and I could not figure how to turn it off,
its screen insistent on my setting up a carpool,
SIRI was determined to instruct me
how to get to Spruce Pine,
each GPS tool using the same smart phone voice
with no cognitive dissonance, except in me,
just an imperative insistence I should follow its instructions,

I felt like a rat, trapped in a maze,
completely flummoxed by contradictory imperatives,

most of us are happy to be 
beyond physical maps and dead reckoning,
giving up navigating decisions to an A.I.
who knows just where I am,
and where everything else is,
just not able to let me control the vector of its directions,

our red reality and our blue reality leave us purple.
by Henry H. Walker
March 14, ‘20

Saturday, March 14, 2020

keeping learning going



what empowers learning?

as schools transition, for a time,
from being in a classroom together,
to being physically distant from each other,
each of us in a separate house,
accompanied by a sterile computer, 
what are we losing?

much of who we are as humans is of the herd—
the other who supports us, who challenges us,
who is a necessary, imperfect mirror
to let us know we have worth,
that a direction we are going
should be supported or varied,

I think of the shock a newborn feels,
as oneness with the ocean of the womb
is lost in the birth canal
and the shock of colder air out in the world,

school can be that shock, too,
as we discover who we are, and who we aren’t,
essaying a sense of self within the classroom,
risking an idea, a writing, a movement, an assertion,
finding a “voice,” unique to us,
that can survive, and thrive,
or in a worst case, be silenced,
it is the aggregation of individuals into a group
that can somehow allow the individuals to find themselves,
appreciate themselves, like themselves, love themselves, 
when it all works,

I feel best about my classes continuing for a time,
with us separated for safety,
when the class has had time together
for them to know each other, the curriculum, and themselves,
when I have had time to tend the flock,
to care for each of them,
to do my best to fashion a web of knowing and support,

for weeks I can imagine each of them
well rising to the challenge
of interacting with the novel, the idea,
the reality beyond them,
creating the story, the essay, the project,
asserting self, and letting me support that assertion,
as the product wends its way to me,
and my reactions back to them,

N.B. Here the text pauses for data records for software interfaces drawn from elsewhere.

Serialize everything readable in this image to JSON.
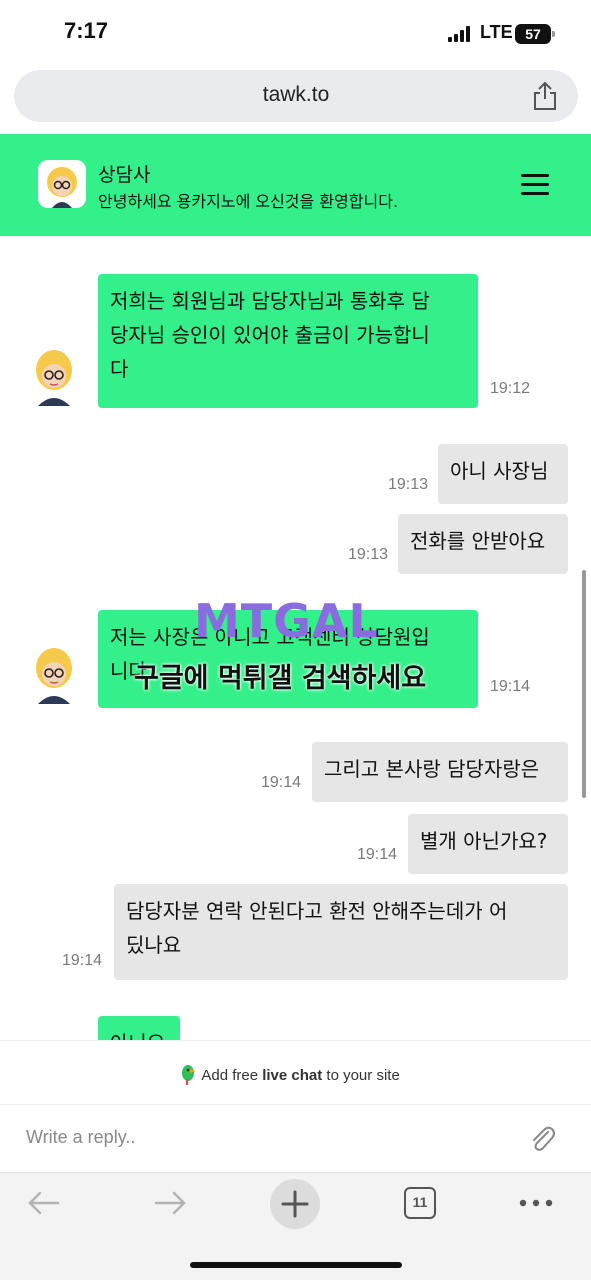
{
  "status_bar": {
    "time": "7:17",
    "network": "LTE",
    "battery": "57"
  },
  "browser": {
    "url": "tawk.to",
    "tab_count": "11"
  },
  "chat_header": {
    "agent_name": "상담사",
    "subtitle": "안녕하세요 용카지노에 오신것을 환영합니다."
  },
  "messages": [
    {
      "sender": "agent",
      "lines": [
        "저희는 회원님과 담당자님과 통화후 담",
        "당자님 승인이 있어야 출금이 가능합니",
        "다"
      ],
      "time": "19:12"
    },
    {
      "sender": "visitor",
      "lines": [
        "아니 사장님"
      ],
      "time": "19:13"
    },
    {
      "sender": "visitor",
      "lines": [
        "전화를 안받아요"
      ],
      "time": "19:13"
    },
    {
      "sender": "agent",
      "lines": [
        "저는 사장은 아니고 고객센터 상담원입",
        "니다"
      ],
      "time": "19:14"
    },
    {
      "sender": "visitor",
      "lines": [
        "그리고 본사랑 담당자랑은"
      ],
      "time": "19:14"
    },
    {
      "sender": "visitor",
      "lines": [
        "별개 아닌가요?"
      ],
      "time": "19:14"
    },
    {
      "sender": "visitor",
      "lines": [
        "담당자분 연락 안된다고 환전 안해주는데가 어",
        "딨나요"
      ],
      "time": "19:14"
    },
    {
      "sender": "agent",
      "lines": [
        "아니요"
      ],
      "time": ""
    }
  ],
  "watermark": {
    "logo": "MTGAL",
    "text": "구글에 먹튀갤 검색하세요"
  },
  "footer": {
    "branding_pre": "Add free ",
    "branding_bold": "live chat",
    "branding_post": " to your site",
    "reply_placeholder": "Write a reply.."
  },
  "colors": {
    "accent": "#34f08a",
    "visitor_bubble": "#e6e6e6"
  },
  "icons": [
    "share-icon",
    "menu-icon",
    "paperclip-icon",
    "back-arrow-icon",
    "forward-arrow-icon",
    "new-tab-plus-icon",
    "tabs-icon",
    "more-icon"
  ]
}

such a distance between teacher and student 
works better with the connection already established,
I will have to work harder with a class
with whom I have had but a few weeks to connect.

by Henry H. Walker
March 13, ‘20